Toddlers love planting and watering seeds, and watching them grow. Have a go at planting a window box, or making a bird feeder, plus, have fun with our gardening ideas.
Wonderful window boxes
Planting a window box with bright flowers gives your toddler immediate results. Here's how:
- Choose plants with a long flowering season - for a window box in a sunny position, plant lavender, pansies and violas with rosemary at either end. For a shadier spot, try buxus, fuchsias and verbena.
- For good drainage, buy a window box with holes in the bottom (or drill some) and line with 3-5cm pieces of old pot or polystyrene packaging.
- Get your tot to help fill the box with potting compost, leaving an inch gap at the top.
- Give your toddler a watering can and ask her to soak the roots of your plants an hour before planting. She can help you dig too. Once in the container, ask her to water them until you see drips coming through the bottom.
- Water daily, or every few days, depending on how much sun the box gets. Never let the compost dry out.

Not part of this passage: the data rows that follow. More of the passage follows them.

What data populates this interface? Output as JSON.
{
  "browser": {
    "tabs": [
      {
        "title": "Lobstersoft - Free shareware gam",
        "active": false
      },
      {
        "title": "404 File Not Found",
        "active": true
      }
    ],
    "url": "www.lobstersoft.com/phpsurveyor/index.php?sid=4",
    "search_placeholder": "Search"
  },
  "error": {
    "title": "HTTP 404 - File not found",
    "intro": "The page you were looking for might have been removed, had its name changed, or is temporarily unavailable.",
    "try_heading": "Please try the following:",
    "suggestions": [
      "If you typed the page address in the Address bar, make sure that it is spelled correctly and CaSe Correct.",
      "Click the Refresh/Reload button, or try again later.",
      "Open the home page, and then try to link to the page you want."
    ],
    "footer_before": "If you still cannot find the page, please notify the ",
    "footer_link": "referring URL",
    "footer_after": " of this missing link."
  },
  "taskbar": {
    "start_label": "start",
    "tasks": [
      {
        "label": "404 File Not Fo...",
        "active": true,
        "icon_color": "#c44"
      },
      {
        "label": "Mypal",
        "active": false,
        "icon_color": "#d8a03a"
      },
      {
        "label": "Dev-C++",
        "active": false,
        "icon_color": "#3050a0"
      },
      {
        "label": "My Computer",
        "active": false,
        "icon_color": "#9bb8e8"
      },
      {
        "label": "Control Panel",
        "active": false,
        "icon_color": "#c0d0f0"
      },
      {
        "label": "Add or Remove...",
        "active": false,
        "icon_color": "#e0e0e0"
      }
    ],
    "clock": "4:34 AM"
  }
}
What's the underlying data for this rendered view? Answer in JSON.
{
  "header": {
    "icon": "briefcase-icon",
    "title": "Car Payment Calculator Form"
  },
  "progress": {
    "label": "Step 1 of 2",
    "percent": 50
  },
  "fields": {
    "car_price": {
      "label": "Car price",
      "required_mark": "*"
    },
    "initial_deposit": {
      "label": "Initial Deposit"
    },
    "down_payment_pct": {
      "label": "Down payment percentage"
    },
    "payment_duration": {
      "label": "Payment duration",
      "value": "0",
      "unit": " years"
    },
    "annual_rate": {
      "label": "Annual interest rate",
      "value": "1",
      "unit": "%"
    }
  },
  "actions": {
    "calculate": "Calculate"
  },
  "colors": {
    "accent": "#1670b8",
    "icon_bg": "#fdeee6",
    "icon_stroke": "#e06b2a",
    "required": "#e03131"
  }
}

There are lots of tasty salad leaves and herbs you can grow on your windowsill or in the garden - no expertise required:
- Choose your variety - the most popular salad leaves to grow are cos or romaine lettuces such as Little Gem or Paris White (crisp, sweet leaves) and rocket (both herb and wild varieties); while herbs like mint, parsley, miniature basil and sage also make good choices. Take your tot along to help you select some - show her how to gently press the leaves of the herbs and take a sniff.
- For the salads, ask your toddler to scatter the seeds onto some compost in a container, sprinkle with a little more compost, water lightly, and wait for germination.
- To grow herbs, buy herb seedlings and pot them in 10cm-wide containers (or spaced 10cm apart in your beds - your toddler will love digging you a little hole), and give them plenty of light. Only water when the top of the soil feels dry. Pick and use your herbs regularly to keep them bushy and compact.
Feed the birds
Tempt some wild birds to your garden or terrace with a homemade bird feeder:
- If your toddler is dextrous enough (probably nearer to age three) set her the challenge of carefully threading fruit and nuts onto some string or garden twine using a blunt needle with a large eye (and plenty of supervision!) then tie the pieces together to create a chain - great knotting practice for your little one! Use sultanas, apricots, raisins, apple rings (dried or fresh), and so on.
- Hang individual chains onto a piece of raffia (or string) raised above ground level, out of the cat's reach, and wait for the birds to come flocking.